8. Climate Controlled Homes. All that expensive food and imported coffee? It will go bad in minutes during rainy season if it isn’t bagged up or put in air-tight containers. We have mosquitoes inside the house and dust on everything because the windows aren’t sealed at all. I miss that precious little box that hangs on the wall with buttons that I can adjust to whatever temperature I want the WHOLE house to be. That doesn’t exist here. What is outside is also inside. It’s like never-ending camping. Mold grows on clothing, dust invades every crevice, ants are everywhere and flies freely fly inside the house.
9. Running/Walking Outside. Living in the desert really puts a damper on running outside. Some workers here do it. They can handle the sand and heat like troopers. But, I miss running trails, green parks, country roads, bike paths and open space to just run outside. To run in a place where it is culturally ok to run in workout clothing. To run where I can have my headphones in and not worry. To just run.
10. Home and Friends and Family. I deeply miss people who know us. We’ve made new friendships and have our worker family here. But I miss people who know us. Who have history with us. Who understand us, love us, challenge us and encourage us. I miss our friends and our families. Being in a room full of people can feel very lonely when know one knows much about you. Make that the experience every time you leave your door and the loneliness of life overseas can just grow.
That is just 10 things. I could add access to good health care, clean water out of the tap, and more. There are so many things we miss.
Now, for the disclaimer. Nothing in this is a complaint. Seriously.

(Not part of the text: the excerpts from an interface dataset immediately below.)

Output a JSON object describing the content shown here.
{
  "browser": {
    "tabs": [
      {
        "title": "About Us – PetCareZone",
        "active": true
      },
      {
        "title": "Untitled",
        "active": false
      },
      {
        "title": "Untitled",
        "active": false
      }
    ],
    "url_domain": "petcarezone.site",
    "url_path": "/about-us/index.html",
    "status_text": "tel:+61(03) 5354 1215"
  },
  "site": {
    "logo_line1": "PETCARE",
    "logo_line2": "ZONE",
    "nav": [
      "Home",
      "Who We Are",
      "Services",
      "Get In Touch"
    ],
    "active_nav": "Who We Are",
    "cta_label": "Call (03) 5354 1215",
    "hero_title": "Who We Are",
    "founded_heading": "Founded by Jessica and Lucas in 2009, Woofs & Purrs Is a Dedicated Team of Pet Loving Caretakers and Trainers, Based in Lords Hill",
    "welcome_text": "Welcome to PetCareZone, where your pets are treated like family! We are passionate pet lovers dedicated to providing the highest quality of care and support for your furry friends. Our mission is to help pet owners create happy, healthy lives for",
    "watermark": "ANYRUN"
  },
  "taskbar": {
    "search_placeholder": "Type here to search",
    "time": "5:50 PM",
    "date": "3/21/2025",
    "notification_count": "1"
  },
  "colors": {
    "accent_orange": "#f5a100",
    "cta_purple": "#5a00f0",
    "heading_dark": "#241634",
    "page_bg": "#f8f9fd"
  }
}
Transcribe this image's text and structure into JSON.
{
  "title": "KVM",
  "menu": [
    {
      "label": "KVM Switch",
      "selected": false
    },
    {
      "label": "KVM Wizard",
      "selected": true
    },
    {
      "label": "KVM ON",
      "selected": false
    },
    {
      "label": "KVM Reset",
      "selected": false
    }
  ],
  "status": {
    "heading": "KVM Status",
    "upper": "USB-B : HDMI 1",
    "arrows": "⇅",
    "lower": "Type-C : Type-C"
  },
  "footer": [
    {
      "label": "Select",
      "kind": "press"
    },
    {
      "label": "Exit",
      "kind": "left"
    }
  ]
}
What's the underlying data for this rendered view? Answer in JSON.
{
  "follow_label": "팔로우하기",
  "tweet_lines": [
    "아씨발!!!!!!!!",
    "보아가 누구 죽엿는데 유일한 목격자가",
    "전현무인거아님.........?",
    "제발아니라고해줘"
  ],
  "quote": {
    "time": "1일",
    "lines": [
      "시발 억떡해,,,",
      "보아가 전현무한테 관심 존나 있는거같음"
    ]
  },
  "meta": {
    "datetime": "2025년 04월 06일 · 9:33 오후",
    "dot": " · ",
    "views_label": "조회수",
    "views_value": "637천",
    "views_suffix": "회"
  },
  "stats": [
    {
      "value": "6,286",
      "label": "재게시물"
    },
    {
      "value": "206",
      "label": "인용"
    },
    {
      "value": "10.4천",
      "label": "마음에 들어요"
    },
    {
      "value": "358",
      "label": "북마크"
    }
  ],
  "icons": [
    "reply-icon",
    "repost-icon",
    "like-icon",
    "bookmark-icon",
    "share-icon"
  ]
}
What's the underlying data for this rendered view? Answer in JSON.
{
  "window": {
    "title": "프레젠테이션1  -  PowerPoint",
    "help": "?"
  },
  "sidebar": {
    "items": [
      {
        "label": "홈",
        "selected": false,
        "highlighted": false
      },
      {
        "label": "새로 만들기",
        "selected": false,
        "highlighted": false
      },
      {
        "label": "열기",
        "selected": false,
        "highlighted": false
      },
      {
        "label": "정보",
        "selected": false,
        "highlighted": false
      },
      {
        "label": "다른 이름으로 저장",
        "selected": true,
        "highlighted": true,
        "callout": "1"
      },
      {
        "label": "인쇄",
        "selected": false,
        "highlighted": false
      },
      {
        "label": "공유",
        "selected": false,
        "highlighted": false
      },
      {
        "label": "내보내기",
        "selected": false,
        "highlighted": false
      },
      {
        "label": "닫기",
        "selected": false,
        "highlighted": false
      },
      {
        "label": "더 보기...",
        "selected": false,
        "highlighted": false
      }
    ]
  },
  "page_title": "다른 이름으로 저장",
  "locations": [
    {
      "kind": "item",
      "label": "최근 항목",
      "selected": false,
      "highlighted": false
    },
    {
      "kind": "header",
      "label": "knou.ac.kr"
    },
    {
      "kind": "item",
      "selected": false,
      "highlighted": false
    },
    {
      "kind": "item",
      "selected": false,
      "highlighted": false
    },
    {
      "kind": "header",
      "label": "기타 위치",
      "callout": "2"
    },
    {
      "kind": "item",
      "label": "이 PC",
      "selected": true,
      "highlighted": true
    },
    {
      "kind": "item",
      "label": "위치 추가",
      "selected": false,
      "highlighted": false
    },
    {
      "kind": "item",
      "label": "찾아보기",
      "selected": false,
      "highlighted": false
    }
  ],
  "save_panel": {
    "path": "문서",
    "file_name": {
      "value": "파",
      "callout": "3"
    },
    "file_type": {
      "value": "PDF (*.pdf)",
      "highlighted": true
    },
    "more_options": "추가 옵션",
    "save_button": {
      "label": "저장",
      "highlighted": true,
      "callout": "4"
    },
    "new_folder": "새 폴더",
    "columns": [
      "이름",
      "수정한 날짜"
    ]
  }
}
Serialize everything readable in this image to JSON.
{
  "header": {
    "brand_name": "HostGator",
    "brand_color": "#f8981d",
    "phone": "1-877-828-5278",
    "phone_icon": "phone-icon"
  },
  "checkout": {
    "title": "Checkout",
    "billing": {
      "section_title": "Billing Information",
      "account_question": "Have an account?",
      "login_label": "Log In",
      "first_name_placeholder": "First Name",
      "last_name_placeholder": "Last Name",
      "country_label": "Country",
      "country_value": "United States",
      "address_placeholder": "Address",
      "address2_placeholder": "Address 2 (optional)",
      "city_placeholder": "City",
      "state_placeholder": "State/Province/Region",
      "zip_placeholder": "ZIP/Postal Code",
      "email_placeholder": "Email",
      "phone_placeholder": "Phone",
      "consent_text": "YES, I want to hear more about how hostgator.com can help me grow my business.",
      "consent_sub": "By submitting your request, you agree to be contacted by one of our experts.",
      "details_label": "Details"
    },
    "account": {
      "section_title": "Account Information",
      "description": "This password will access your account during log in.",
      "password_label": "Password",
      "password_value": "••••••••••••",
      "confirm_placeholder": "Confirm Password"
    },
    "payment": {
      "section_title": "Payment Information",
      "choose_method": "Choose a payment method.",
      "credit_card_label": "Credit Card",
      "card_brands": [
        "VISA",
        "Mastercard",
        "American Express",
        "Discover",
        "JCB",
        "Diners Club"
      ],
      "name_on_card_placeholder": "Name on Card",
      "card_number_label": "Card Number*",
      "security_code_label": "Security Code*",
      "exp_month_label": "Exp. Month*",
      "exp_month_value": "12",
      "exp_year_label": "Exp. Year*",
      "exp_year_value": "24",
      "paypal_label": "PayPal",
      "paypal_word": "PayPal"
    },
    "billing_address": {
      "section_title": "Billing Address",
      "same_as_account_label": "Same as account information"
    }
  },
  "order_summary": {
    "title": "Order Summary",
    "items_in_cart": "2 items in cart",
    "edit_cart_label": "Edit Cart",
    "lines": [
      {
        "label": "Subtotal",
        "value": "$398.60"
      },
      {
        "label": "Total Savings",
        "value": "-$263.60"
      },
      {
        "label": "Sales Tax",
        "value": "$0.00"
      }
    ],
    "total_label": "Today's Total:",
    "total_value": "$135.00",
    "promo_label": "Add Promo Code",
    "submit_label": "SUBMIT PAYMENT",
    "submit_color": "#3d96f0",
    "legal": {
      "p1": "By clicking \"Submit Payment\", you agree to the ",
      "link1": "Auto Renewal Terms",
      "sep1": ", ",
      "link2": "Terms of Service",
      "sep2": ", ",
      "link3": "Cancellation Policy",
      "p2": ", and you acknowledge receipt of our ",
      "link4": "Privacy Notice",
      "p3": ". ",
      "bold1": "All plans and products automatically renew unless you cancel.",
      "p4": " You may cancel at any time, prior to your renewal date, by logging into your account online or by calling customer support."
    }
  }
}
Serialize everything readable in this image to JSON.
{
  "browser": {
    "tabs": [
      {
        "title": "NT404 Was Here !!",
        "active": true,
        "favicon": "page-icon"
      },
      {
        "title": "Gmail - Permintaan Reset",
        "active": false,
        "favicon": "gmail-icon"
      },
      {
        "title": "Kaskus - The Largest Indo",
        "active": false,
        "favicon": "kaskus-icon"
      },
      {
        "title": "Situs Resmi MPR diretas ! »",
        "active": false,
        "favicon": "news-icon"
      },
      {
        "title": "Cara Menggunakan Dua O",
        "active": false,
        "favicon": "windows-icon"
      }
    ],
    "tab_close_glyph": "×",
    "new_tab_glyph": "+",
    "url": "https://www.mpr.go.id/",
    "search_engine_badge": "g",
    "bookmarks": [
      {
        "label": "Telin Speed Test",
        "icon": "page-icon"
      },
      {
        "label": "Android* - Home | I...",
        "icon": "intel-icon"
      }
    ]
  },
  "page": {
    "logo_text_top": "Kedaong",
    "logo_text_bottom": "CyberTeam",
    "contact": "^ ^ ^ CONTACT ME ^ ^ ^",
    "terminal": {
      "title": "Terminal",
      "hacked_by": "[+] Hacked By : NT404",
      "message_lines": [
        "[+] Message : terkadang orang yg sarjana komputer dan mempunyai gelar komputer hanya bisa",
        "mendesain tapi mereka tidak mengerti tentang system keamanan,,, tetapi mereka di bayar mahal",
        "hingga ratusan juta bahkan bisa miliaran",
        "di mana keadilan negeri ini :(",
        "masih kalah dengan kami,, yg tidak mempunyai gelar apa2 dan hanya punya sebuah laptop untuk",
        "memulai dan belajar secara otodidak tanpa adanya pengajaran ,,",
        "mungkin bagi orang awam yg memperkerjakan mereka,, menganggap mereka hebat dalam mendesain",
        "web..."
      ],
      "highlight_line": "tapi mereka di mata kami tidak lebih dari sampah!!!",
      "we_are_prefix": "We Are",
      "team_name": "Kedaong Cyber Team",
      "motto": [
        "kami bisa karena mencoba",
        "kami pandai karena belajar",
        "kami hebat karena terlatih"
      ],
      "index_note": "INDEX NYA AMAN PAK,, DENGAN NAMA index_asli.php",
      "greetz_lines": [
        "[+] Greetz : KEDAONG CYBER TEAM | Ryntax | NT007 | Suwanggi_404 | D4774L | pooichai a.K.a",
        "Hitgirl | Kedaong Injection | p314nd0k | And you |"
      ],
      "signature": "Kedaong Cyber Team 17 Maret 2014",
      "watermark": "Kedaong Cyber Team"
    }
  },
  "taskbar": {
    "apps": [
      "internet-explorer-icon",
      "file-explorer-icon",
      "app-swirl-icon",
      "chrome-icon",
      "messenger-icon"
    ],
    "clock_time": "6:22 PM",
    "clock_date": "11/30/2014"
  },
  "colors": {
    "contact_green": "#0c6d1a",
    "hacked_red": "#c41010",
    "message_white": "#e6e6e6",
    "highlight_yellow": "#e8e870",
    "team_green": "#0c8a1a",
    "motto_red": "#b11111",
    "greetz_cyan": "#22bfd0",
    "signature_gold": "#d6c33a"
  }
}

Not one of them would send me running from this overseas journey.
There are things we are finding that we absolutely love too.
I just want to write down the things we miss, the things that make us pause and remember.
The things that were a big part of our lives that are now very different.
What do you think you would miss on this list?